In addition to performing in different capacities, I love to teach, whether violin or vocal. I handle workshops for different institutions. I also curate different music related projects and initiatives. Basically, anything that I find intriguing and challenging, that I might learn from, I do. Music has never been just about a career with a vertical progression for me. It is a journey that I am so very happy to go along and see where it takes me.
How has knowing vocal music helped your violin?
In this school of music, there is no violin without vocal music. Hence, it is inconceivable for me to separate the two and distinguish how one helps the other. One is part of the other. They are different expressions of the same values and content. That is not to say, I sing exactly what I play or vice versa. Each form of expression has its own aesthetics and dynamics. When I play one of my Guru's varnams in my concert, I play it in a particular way. However, when I sing the same varnam in a dance production, everything from the approach, to the tempo, to the way it is vocalised, is different. But both influence each other in many ways.
It is fascinating to see the similarities and the differences. In my opinion, it is absolutely essential to know vocal music before playing an instrument. Our music is not written specifically for different instruments, unlike in the Western music system. Carnatic music is essentially vocal music which is being interpreted through different instruments. Not knowing how it is sung, not looking into the vocal medium to see its melodic form, rhythmic intricacies, and sahityam before attempting to play it is probably akin to trying to translate a piece of literature before looking at it in its original form, context and language.
While growing up, what were you most afraid of?
My Guru always held that there is no room for fear. He would say, ‘’Welcome challenges and meet them’’. Hence, I have never particularly been afraid of anything. If something is a challenge, I do my best to step up and deliver. I strongly believe that there is no shame in falling. But what is most important is that you have to get up, every single time. Try harder and do better next time.
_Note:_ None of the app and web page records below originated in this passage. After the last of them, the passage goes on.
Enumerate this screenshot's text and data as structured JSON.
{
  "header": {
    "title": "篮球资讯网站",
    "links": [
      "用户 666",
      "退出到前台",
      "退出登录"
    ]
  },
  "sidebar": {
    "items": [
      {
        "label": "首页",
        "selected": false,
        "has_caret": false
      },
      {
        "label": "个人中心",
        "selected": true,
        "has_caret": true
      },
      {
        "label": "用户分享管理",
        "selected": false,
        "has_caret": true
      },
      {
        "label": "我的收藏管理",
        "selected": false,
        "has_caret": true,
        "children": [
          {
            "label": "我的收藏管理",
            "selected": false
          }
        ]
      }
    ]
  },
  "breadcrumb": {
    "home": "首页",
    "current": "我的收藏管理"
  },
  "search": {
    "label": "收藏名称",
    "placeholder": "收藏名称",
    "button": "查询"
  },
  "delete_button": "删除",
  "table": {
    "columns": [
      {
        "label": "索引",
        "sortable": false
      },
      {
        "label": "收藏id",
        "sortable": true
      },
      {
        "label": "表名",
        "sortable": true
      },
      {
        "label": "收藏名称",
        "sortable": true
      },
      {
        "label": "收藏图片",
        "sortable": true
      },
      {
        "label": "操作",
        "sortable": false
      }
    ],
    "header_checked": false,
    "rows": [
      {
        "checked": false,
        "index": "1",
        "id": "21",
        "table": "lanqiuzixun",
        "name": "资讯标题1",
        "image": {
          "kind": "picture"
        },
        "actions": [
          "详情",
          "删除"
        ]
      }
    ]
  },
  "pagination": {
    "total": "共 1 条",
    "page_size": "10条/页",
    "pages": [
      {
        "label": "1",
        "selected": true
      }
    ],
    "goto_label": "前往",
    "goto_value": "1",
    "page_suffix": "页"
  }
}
As a music student, I am constantly facing new challenges, finding myself short, and trying to rectify that. Doing that without losing confidence and focus is what I’m always trying to do. Faltering in that path in any way is probably the only thing to be afraid of.
Carnatic music is a competitive field. There are so many talented musicians, vying with one another. Despite the hardship, what makes this journey worth it for you?
I agree that it is a tough industry. And that there are definitely many tremendously capable and talented musicians. However, I am not here to compete with anyone. In art, there is space for everyone. I am here because there is nowhere else I would rather be. I am obsessed with music, my violin, my singing, my Guru and I want to be in this for as long as I can. Yes, once you start performing, commercial success and vertical progression are seen as hugely important factors, and they are to a certain extent.
Every performer needs a stage and an audience – it is a source of encouragement and affirmation for the performer. I’m very grateful for each opportunity that comes my way. On my part, I try my best to establish a connection with my audience, as that is what I am here to do, as a performer. When that happens, the audience and I travel together and that moment makes everything worth it.